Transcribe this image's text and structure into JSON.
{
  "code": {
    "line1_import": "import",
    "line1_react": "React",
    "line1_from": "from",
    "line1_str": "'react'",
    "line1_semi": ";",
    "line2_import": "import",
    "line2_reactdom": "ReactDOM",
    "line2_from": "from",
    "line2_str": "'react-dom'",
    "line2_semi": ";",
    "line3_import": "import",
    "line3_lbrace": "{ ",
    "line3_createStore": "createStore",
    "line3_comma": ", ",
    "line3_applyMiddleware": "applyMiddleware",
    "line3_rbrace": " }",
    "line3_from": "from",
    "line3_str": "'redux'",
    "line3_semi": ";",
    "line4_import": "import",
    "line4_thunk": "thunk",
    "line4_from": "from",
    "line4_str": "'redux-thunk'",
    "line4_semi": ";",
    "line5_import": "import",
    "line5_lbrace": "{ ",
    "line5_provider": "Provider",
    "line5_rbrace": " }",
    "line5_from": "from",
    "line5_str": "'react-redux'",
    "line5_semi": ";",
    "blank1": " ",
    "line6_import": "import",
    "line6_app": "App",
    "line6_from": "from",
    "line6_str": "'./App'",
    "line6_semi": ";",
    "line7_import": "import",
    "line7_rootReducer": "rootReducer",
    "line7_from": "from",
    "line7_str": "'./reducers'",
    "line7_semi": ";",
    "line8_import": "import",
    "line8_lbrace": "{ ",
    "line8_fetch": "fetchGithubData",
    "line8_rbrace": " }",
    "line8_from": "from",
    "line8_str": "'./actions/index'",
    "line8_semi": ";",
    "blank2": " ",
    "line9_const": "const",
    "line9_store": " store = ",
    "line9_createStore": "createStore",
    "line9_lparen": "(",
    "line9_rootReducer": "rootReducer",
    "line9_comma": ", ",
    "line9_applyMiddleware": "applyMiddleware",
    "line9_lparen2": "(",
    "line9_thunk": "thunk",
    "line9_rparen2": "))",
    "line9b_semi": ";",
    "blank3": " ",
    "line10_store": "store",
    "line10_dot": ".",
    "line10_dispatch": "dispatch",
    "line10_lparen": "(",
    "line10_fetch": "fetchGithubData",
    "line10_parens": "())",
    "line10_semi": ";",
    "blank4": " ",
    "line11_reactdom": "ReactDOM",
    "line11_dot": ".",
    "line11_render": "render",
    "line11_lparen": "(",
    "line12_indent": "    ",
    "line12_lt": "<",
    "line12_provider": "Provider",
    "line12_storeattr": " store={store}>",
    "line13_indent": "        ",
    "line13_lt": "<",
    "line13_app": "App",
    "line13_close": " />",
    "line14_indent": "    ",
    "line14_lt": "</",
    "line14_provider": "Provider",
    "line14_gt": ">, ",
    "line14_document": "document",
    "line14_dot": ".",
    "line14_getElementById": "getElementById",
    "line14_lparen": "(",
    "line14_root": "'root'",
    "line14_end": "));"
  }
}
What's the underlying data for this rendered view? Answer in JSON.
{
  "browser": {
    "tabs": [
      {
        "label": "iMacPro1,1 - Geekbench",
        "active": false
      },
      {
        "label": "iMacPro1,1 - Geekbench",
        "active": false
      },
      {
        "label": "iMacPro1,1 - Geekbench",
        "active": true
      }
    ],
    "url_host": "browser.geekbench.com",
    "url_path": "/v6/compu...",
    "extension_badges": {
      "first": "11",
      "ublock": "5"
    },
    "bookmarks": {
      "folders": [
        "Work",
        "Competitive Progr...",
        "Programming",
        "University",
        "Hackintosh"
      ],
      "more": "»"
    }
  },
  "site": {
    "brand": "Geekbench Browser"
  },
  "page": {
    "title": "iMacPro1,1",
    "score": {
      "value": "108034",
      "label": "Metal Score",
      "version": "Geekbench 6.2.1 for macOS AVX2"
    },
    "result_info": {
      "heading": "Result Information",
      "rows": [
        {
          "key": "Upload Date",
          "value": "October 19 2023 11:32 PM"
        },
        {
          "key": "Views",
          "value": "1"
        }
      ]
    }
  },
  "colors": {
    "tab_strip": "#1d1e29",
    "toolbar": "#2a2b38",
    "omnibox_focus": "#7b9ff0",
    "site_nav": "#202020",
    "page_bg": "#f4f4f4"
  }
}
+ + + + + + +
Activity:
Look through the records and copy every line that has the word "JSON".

Your solution:
Transcribe this image's text and structure into JSON.
What's the underlying data for this rendered view? Answer in JSON.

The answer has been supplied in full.